The term “double-spending” is used to describe this situation. It’s an extremely risky move because it indicates someone used two distinct currencies in one transaction. Someone has committed a “double-spend attack” if they have intentionally spent the same coin twice. Ethereum chain rearrangement occurs whenever a new client upgrades their blockchain before the remaining validators.

As a result, validators may become confused and make mistakes. Up-to-date nodes on Ethereum’s Beacon Chain can be up to 12 seconds faster than older, less-recent nodes during a reorg. The rearrangement of the Beacon Chain hence appears to be a constructive rather than harmful move forward.

The Benefits of Chain Reorganization

Some advantages of rearranging the blockchain are listed below.

  • One of the advantages of chain restructuring is that it makes blockchain activities more productive. A uniform ledger running on each node would be unachievable without chain restructuring.
  • This restructuring of the chain ensures that all nodes have the same copy of the ledger, which increases the reliability of the recorded transactions and reduces the possibility of mistakes.
  • The procedure to rearrange the chain is simple and will function without any hitches.

Disadvantages of chain reorganization

Chain rearrangement does have certain drawbacks as well.

  • Reorganizing a chain could lead to wasteful duplication of efforts.
  • A fork in the blockchain can occur if two blocks are published at the same time, causing a block conflict. Rearranging the links in the chain is what’s causing friction between the blocks.
  • When a chain splits, one side must update its status, which might result in additional expenses.
  • Due to the possibility of chain restructuring, users will have to wait somewhat longer to be certain that their transactions have been validated. If you want to deposit funds into your account quickly, you may be out of luck if you choose a cryptocurrency exchange that does not accept deposits instantly.
  • In decentralized finance, where chain restructuring might raise transaction risks, this portends worse trading performance in the future.
  • Attack vulnerability is also increased by reorganizing a chain. Since attackers only need to subdue a fraction of the legitimate miners during a chain reorganization, this is the case. But the “un-orged” miners can be easily taken down by an attack. Therefore, if the reorganization is repeated, the attacker can accomplish his goal.


If two blocks are mined at the same time, the chain will likely be reorganized. There is no set number of blocks a chain reorganization can cover. Typically, it is carried out in a number of different blocks, each of which is tailored to the immediate needs of the task at hand. When a node accepts a new chain that has blocks that are longer than the active chain, it will restructure the chain without regard to the length of the new chain.

Reorganizations of chains are a typical occurrence in a node’s functionality.
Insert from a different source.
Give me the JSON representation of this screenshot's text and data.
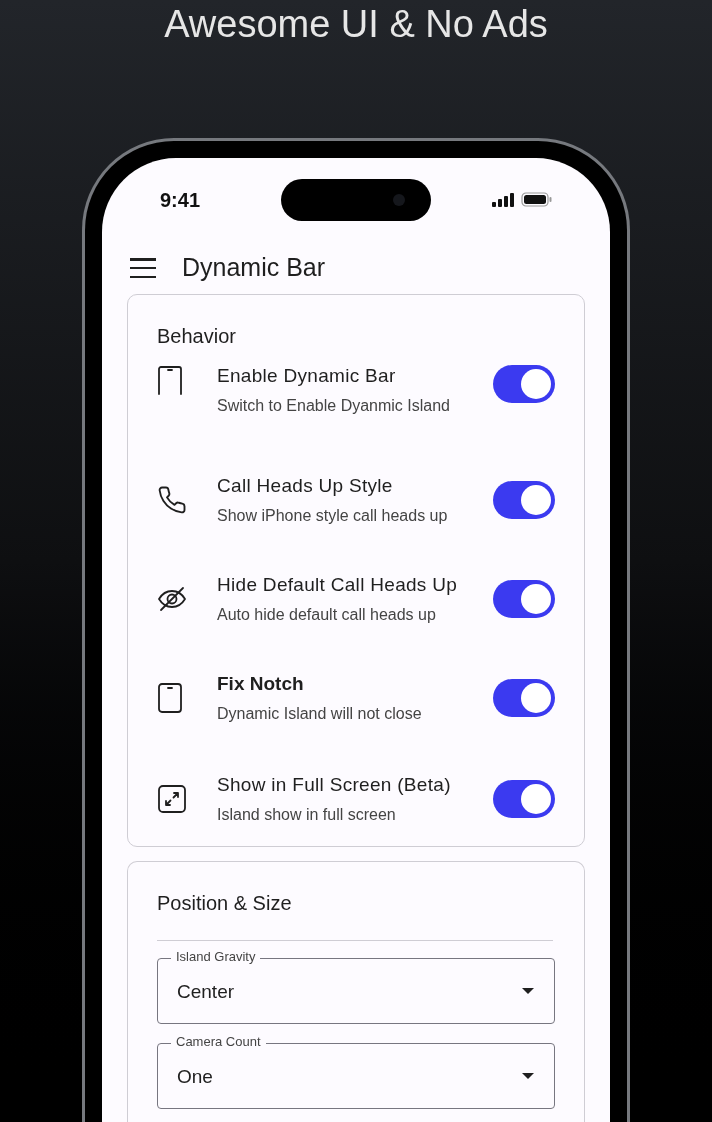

Nodes can reach consensus on a single blockchain across the network by switching to the longest chain, which makes chain reorganizations inevitable. Any transactions that are removed during a chain reorganization will be returned to the mempool and mined on the main chain.
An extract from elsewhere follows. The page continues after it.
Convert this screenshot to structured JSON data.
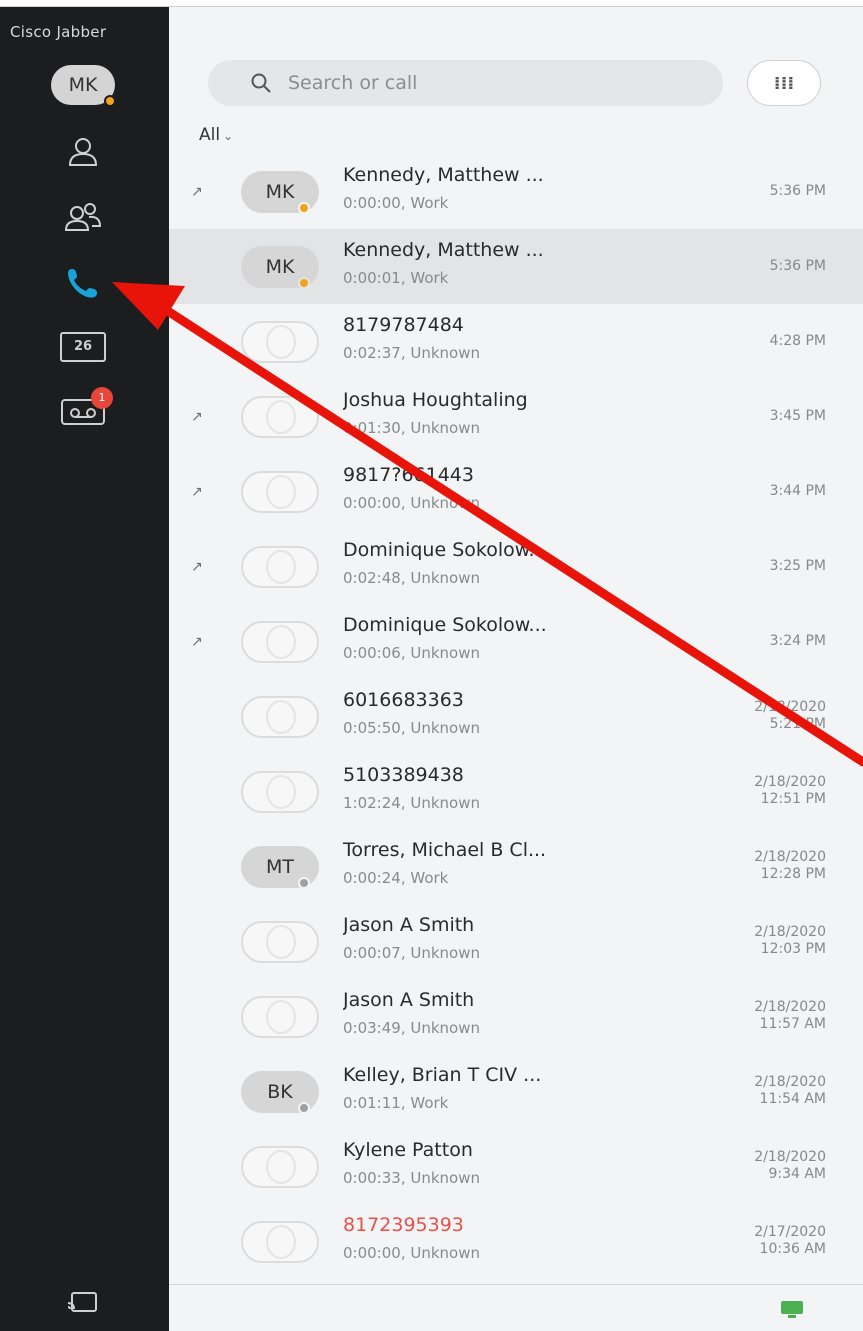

Orizu Augustine
Orizu Augustine is an experienced crypto writer working for Alltechcraft. Having passion for writing, he covers news articles from blockchain to cryptocurrency and iPhone and Samsung related articles.